Muzeum Wrexham jest otwarte od poniedziałku do piątku w godzinach od 10:00 do 17:00, a w soboty od 11:00 do 16:00. Wstęp wolny.
Kawiarnia Courtyard Café jest otwarta w godzinach od 10:00 do 16:30.
Więcej informacji można uzyskać w muzeum pod numerem 01978 297 460
Poranek medialny: 18 marca 2019, godz. 9:00
Hollywood Art and Movie Awards 2019
NOMINATED - BEST FEATURE FILM
Canada Independent Film Festival
Los Angeles Film Festival -
- Best Picture,
- Best Director,
- Best Actor (Alex Pettyfer),
- Best Cinematography
- Best Editing
London Independent Film Awards 2018 (November)
WINNER - BEST BRITISH FEATURE
Miami Independent Film Festival 2018 (November)
WINNER - BEST FEATURE FILM
Accolade Global Film Competition 2018
AWARD OF EXCELLENCE
Berlin Motion Picture Festival 2018
NOMINATED - BEST NARRATIVE FEATURE FILM
The Grand Budapest Film Festival 2019
NOMINATED -- BEST THRILLER
Penley Hospital: The Story of a Polish Community in Wales

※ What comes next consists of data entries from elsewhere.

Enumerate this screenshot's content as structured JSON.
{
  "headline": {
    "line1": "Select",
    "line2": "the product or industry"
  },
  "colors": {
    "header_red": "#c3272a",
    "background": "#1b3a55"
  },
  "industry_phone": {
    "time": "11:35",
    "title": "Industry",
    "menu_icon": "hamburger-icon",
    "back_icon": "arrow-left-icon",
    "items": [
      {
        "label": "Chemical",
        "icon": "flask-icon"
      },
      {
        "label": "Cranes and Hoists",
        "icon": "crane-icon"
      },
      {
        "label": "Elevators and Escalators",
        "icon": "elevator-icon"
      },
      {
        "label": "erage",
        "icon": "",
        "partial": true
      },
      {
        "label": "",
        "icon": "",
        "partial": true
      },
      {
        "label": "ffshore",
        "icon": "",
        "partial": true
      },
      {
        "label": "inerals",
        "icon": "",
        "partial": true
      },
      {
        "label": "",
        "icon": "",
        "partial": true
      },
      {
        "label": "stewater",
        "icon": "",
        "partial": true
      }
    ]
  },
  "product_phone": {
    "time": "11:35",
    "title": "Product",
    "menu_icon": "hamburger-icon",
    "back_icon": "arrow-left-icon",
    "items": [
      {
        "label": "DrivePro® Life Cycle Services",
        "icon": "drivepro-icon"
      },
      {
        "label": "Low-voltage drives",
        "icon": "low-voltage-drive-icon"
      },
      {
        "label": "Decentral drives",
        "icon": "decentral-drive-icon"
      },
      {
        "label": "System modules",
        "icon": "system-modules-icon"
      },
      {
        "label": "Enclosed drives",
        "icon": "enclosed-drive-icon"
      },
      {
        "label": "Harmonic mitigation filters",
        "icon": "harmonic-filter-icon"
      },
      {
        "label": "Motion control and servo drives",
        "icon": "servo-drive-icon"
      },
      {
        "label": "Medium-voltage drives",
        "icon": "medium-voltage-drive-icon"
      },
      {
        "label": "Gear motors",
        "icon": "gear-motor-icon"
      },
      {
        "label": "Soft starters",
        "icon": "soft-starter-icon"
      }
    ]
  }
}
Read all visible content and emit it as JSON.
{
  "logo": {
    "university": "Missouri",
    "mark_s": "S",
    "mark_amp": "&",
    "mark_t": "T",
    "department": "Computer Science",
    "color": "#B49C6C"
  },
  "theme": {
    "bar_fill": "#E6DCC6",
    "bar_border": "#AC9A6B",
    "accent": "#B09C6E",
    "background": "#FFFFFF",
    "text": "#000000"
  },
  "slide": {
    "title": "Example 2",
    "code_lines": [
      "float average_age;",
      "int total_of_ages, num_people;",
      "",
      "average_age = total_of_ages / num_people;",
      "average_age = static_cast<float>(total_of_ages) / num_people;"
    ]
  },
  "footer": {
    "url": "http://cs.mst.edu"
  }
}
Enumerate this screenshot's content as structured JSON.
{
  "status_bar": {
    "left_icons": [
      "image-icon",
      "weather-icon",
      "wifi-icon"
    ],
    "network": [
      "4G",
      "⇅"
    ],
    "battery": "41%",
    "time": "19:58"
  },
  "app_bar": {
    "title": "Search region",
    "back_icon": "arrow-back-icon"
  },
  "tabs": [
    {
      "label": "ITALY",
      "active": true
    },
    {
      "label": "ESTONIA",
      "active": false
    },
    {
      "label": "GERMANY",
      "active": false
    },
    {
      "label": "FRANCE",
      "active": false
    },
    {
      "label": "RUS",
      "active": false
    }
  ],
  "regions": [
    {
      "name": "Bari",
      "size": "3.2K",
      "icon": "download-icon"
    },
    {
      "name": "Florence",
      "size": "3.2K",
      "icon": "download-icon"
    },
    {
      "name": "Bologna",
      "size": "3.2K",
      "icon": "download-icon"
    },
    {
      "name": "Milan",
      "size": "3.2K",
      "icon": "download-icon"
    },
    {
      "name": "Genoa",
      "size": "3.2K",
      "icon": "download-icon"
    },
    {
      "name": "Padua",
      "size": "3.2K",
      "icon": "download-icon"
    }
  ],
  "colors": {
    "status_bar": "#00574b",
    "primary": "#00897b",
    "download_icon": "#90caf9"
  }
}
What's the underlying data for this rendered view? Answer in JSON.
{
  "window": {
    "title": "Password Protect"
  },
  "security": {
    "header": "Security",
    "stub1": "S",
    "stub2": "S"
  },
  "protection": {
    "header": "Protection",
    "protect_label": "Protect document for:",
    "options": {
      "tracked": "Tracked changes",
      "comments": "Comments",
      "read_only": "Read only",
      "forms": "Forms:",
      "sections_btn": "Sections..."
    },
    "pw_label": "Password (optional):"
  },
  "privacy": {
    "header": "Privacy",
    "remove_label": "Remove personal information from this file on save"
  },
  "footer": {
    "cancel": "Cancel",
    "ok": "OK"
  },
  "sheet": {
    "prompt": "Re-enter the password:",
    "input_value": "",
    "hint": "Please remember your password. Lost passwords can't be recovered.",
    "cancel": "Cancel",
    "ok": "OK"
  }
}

On a summer’s day, August 1946, three Polish military hospitals, part of the Polish Second Corps (the ‘Anders Army’) disembarked at the port of Liverpool. After a short stay in a transit camp in Lancashire, the medics and nurses were allocated three disused US army hospitals in the countryside between Wrexham and Whitchurch on the Wales-England border.
The village of Penley and the grounds of Iscoyd Park became the ‘national health service’ for the veterans of the Polish armed forces and their families. Over the next decade, the three hospitals would concentrate on one site at Penley, and around that hospital a unique community flourished – a pre-war Poland embedded in a post-war Wales.
The original hospital closed in 2002 and some items were presented to Wrexham Museum for safekeeping. March 18th will see the opening at Wrexham Museum of an exhibition dedicated to telling the story of the Penley Poles and the Polish Hospital.
Staff at the museum are working alongside former residents and volunteers to create the exhibition, which will use film, oral histories, pictures and artefacts to introduce visitors to the amazing stories of the men and women who arrived in 1946 and made their home in north-east Wales.
Wrexham Museum is on Regent Street in the centre of Wrexham. The museum is open Monday – Friday 10 a.m. to 5 p.m. and on Saturday 11 a.m. to 4 p.m. Admission is free.
For more information: telephone 01978 297 460 or follow the museum on facebook and twitter.
Wrexham County Borough Museum and Archives first opened in 1996 and in 2010-11 benefited from a HLF supported makeover creating a new permanent gallery and two temporary exhibition spaces. The exhibition appears in the larger of these two spaces.
Twice short-listed for the national Kids in Museums Family Friendly Museum Award, the museum has a long-standing partnership with the National Library of Wales and Amgueddfa Cymru | National Museum Wales. The museum offers a programme of temporary exhibitions and schools workshops, as well as running a successful volunteer programme. The museum is also home to the popular Courtyard Café in the award-winning glazed extension.
© Kresy Family
Our material is not to be copied or used in any way without the specific permission of Kresy Family Polish WWII History Group.
For help and advice, please refer to our contact page.
Please note that we have no connection with the Kresy-Siberia Foundation.